A visit to a traditional shrine is part of cultural weekend trips. But what is a traditional shrine, why is a visit to a shrine worthwhile, and which shrines in the area of Moon&Star guesthouse can you visit? The answers to these questions and directions (with local transportation) to the traditional shrines can be found in this blog.
Shrines are traditional sacred buildings
According to Unesco, traditional shrines are ‘the last material remains of the great Ashanti civilization’. The traditional sacred buildings, also called shrine or Abosomfie, date from the eighteenth and nineteenth centuries. By visiting a shrine, travellers can discover a more mysterious side of the Ashanti tradition. In some cases the shrines are still occupied by a priest, but in each shrine tourists are welcome. The traditional belief still plays an important role in Ghanaian culture, also in modern Ghana.

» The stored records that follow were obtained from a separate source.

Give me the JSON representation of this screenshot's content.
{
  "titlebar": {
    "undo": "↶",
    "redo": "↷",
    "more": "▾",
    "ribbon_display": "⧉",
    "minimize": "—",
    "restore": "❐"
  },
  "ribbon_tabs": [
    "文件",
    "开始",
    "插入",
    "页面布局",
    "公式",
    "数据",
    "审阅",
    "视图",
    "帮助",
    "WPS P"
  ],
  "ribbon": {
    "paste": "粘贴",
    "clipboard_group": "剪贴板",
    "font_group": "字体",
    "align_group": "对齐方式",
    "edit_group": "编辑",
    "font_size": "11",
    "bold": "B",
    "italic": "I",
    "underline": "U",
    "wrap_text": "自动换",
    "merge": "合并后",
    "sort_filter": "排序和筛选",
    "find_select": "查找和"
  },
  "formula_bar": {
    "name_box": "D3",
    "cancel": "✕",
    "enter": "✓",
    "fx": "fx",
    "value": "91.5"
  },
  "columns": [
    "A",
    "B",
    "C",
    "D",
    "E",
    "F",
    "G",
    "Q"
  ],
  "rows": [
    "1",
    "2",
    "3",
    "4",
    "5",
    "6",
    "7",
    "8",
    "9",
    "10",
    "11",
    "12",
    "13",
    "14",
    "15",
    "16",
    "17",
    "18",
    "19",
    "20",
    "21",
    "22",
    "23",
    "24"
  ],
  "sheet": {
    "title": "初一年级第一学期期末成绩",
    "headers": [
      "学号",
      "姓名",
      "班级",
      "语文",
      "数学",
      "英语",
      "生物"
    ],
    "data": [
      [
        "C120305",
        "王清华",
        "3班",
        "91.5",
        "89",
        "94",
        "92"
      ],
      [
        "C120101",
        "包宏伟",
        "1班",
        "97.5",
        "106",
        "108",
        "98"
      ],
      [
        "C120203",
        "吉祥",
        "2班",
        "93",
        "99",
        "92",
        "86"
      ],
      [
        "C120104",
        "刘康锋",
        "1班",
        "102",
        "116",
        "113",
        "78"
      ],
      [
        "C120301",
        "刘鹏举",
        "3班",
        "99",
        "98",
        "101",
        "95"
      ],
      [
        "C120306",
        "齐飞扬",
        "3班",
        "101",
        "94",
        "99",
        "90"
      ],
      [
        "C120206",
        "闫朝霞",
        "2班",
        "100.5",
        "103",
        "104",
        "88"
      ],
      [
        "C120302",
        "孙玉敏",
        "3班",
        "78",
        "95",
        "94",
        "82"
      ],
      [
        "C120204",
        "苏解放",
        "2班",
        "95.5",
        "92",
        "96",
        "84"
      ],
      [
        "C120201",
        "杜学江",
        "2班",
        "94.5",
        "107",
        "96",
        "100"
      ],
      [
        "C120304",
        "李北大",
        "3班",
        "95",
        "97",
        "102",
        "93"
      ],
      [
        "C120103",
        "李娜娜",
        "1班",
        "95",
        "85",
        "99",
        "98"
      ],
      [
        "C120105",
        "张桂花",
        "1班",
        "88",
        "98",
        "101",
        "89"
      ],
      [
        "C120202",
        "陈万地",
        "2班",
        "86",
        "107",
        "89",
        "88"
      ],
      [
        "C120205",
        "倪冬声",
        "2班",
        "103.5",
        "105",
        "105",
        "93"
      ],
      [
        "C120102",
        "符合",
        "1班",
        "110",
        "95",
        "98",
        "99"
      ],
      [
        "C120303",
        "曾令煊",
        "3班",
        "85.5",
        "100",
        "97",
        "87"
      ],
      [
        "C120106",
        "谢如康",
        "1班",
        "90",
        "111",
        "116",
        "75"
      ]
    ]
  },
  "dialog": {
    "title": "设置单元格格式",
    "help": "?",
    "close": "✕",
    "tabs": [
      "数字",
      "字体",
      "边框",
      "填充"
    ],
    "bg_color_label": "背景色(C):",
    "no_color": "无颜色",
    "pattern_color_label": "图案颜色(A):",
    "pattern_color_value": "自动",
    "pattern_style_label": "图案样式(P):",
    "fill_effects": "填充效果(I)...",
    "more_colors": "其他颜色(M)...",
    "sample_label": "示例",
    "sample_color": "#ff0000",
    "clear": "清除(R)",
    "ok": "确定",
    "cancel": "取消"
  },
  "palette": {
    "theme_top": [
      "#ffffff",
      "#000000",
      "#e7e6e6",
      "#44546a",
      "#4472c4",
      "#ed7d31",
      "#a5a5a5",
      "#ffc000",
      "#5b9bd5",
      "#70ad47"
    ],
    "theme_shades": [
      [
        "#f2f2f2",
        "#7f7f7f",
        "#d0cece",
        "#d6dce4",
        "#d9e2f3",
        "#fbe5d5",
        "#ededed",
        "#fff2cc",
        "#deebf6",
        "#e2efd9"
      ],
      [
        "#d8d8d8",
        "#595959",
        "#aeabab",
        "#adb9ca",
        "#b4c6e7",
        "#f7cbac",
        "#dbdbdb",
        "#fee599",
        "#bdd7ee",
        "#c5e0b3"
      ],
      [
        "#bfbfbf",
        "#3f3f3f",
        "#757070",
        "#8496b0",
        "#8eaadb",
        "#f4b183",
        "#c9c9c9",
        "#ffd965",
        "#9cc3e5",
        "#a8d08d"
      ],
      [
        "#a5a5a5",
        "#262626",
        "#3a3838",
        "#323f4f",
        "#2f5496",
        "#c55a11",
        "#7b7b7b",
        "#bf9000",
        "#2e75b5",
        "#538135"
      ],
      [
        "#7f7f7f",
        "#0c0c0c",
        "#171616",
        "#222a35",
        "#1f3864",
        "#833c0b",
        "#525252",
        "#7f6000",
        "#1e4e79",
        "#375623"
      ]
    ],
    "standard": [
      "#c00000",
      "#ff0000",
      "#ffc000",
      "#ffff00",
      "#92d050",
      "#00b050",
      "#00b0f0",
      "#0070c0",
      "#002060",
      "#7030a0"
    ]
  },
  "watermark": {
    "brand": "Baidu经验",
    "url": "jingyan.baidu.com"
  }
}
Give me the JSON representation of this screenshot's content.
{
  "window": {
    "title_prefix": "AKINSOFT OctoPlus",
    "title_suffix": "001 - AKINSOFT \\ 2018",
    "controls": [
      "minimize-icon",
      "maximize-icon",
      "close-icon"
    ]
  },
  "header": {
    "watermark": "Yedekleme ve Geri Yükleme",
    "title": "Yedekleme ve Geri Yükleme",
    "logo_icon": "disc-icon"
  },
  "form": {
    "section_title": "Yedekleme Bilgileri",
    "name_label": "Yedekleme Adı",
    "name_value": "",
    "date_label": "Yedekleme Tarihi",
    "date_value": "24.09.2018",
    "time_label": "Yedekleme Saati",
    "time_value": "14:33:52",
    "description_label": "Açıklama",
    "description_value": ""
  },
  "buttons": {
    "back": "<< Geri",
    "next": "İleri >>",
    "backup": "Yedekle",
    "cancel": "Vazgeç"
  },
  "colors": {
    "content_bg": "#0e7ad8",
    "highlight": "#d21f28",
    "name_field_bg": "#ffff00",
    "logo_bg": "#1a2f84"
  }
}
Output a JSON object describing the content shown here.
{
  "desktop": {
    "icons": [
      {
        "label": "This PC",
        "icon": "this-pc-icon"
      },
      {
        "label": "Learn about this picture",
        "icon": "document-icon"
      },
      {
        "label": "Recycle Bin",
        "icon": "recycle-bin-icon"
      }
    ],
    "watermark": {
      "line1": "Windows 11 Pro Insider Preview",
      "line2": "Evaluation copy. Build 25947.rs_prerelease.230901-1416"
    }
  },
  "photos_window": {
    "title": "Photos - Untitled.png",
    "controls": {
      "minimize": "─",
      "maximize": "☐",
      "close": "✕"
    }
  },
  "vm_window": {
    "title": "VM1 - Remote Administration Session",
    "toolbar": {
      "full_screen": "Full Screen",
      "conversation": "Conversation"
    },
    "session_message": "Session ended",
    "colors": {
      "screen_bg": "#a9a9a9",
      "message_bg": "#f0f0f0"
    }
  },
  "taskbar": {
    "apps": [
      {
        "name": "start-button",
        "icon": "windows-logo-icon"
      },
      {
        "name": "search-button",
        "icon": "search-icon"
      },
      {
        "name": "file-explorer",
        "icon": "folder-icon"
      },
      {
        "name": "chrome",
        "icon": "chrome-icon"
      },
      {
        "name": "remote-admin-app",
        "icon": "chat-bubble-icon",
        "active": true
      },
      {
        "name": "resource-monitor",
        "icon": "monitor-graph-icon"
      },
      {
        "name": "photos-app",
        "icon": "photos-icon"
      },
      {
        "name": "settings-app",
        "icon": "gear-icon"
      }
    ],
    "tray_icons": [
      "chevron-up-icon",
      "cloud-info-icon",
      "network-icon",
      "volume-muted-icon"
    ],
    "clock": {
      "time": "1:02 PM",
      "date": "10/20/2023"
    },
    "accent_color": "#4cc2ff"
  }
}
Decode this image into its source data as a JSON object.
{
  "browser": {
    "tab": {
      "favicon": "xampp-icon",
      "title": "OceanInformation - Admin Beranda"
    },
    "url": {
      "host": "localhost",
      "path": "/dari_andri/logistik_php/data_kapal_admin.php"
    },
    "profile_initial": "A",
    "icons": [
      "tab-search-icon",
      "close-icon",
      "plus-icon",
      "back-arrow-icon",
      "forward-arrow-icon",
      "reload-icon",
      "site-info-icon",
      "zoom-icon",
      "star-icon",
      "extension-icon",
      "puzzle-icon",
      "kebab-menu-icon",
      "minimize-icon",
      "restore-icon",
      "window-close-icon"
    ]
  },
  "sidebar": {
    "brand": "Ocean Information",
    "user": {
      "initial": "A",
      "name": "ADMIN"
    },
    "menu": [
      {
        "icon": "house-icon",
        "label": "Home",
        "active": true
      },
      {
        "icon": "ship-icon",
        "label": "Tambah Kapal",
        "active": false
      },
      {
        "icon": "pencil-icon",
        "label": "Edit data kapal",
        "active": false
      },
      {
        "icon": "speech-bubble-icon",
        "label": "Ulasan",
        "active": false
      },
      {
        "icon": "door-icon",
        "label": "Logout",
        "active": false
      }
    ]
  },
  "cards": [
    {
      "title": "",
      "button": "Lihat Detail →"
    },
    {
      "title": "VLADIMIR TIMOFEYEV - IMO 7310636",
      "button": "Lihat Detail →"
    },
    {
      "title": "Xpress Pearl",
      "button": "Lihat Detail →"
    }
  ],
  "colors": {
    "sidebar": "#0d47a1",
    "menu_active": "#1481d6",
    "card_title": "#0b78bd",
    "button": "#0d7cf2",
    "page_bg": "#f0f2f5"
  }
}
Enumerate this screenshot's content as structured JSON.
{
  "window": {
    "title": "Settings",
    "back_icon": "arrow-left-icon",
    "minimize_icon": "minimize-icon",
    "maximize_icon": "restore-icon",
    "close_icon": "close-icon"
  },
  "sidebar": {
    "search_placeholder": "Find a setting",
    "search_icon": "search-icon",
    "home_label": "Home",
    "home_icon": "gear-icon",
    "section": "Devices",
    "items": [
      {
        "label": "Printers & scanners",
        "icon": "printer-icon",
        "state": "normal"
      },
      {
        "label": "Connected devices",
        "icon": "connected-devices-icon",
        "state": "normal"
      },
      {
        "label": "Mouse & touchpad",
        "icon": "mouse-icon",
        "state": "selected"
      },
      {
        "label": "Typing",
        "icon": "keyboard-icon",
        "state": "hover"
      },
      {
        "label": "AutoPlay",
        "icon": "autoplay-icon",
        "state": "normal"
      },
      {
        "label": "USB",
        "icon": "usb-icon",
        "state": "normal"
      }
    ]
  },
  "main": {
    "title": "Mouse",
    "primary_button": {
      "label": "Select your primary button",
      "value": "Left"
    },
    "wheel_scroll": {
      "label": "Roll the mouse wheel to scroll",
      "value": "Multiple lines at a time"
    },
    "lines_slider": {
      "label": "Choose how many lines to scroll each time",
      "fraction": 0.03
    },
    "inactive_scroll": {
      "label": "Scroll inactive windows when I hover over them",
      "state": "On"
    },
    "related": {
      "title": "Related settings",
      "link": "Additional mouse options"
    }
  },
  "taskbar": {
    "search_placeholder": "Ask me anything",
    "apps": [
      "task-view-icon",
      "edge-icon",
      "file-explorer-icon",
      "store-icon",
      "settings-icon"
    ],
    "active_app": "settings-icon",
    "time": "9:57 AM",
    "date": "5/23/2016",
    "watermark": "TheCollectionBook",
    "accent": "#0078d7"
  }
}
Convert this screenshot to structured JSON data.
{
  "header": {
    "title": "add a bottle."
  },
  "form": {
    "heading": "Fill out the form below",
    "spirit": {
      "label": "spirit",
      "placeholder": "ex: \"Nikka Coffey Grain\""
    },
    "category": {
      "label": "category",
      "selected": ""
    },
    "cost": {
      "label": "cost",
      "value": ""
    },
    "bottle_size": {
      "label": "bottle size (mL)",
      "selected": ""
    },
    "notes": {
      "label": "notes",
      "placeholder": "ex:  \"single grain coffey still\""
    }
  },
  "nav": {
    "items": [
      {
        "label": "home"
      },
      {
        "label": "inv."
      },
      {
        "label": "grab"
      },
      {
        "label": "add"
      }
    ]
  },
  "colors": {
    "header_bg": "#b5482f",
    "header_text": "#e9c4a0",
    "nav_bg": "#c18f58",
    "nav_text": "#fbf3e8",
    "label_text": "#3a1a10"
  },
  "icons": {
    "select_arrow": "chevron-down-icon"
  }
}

If you are staying at Moon&Star guesthouse and are interested in this part of the Ghanaian culture, I encourage you to ask your questions to team Moon&Star.
The shrine in Besease dates from the year 1850, and was completely restored in 1998. This building gives an idea of what Kumasi must have looked like in the past. The shrine in Besease is one of the most famous shrines for tourists, but is not really in use anymore.
From the main junction in Banko you can take a shared car to Effiduase, from there you can take a shared car to Ejisu, or any tro tro that heads towards Kumasi where you alight in Ejisu. From the roundabout in Ejisu take a taxi or tro tro that takes the Accra road.After 2.5km you get off at the turnoff on the right, where you will see the shrine after 200 meters.
The old traditional shrine in Bodwease is impressive in its architecture and inside you’ll find a beautiful collection of relics such as old drums, fertility dolls, beaded necklaces and animal bones. The shrine is actually part of the chief’s palace. Don’t forget to bring a bottle of Schnapps when you visit this shrine. The caretaker is happy to receive tourists and likes to share his knowledge. It is helpful to bring someone who speaks the local language, Twi. Our team members will be happy to guide you!
From the junction in Banko take a shared car to Effiduase. From Effiduase you can take a shared car to Bodwease.
Atia Kusia Kwame:
The shrine is located in the village of Edwenase and dates from the nineteenth century. Since the last priest died this shrine is not active anymore. Tourists can visit the shrine, but the caretaker is not well prepared.
From the junction in Banko you go to Effiduase with a shared car. Here you take a shared vehicle to Ejisu, or a trotro towards Kumasi where you alight in Ejisu. From the roundabout in Ejisu follow the Kuntanase road with a tro tro or taxi. About 6km out of town you come to a village called Omwe where you disembark. Here you turn left at the junction, you can walk or take a taxi. After about 2km you reach Edwinase, the shrine is on your lefthand side.
The shrine is located on the Kumasi-Accra road. Inside are beautiful walls and countless relics dating back to the time when the last priest still worked here.
From the junction in Banko you go by shared car to Effiduase. From here you take a shared taxi or tro tro that heads towards Kumasi. About 4 km after Ejisu you get off at a junction where there is a dirt road on your right. Follow this road for about 1km until you get to Jachie village. Here you see a building with lions on it, there you turn left. Within this compound you will see the shrine.
The shrine is set in the village of Apiakrom. The building looks like a twentieth century building, but they say it’s established in 1799. This shrine has a priest and is still in active use.
From the junction in Banko take a shared car to Nsuta. From Nsuta take a shared taxi towards Kwaaman, where you get off at Apiakrom. Here you will meet the shrine on the left side.
Is visiting traditional shrines worth your while?
Of course this depends on your personal preferences as a traveller. Most guests who visit Moon&Star guesthouse are interested in Ghanaian life. As already written, the traditional belief is part of daily life in Ghana. A visit to a shrine increases your understanding of the traditional belief, provided that you have an open mind. It can also raise questions you can ask the caretaker, the guide or a member of team Moon&Star.
During the Cultural weekend trip, we visit Bodwease shrine
We chose this shrine because the architecture is beautiful and because the caretaker likes to receive tourists and therefore explains a lot. He speaks Twi, so bringing an interpreter/guide is very useful.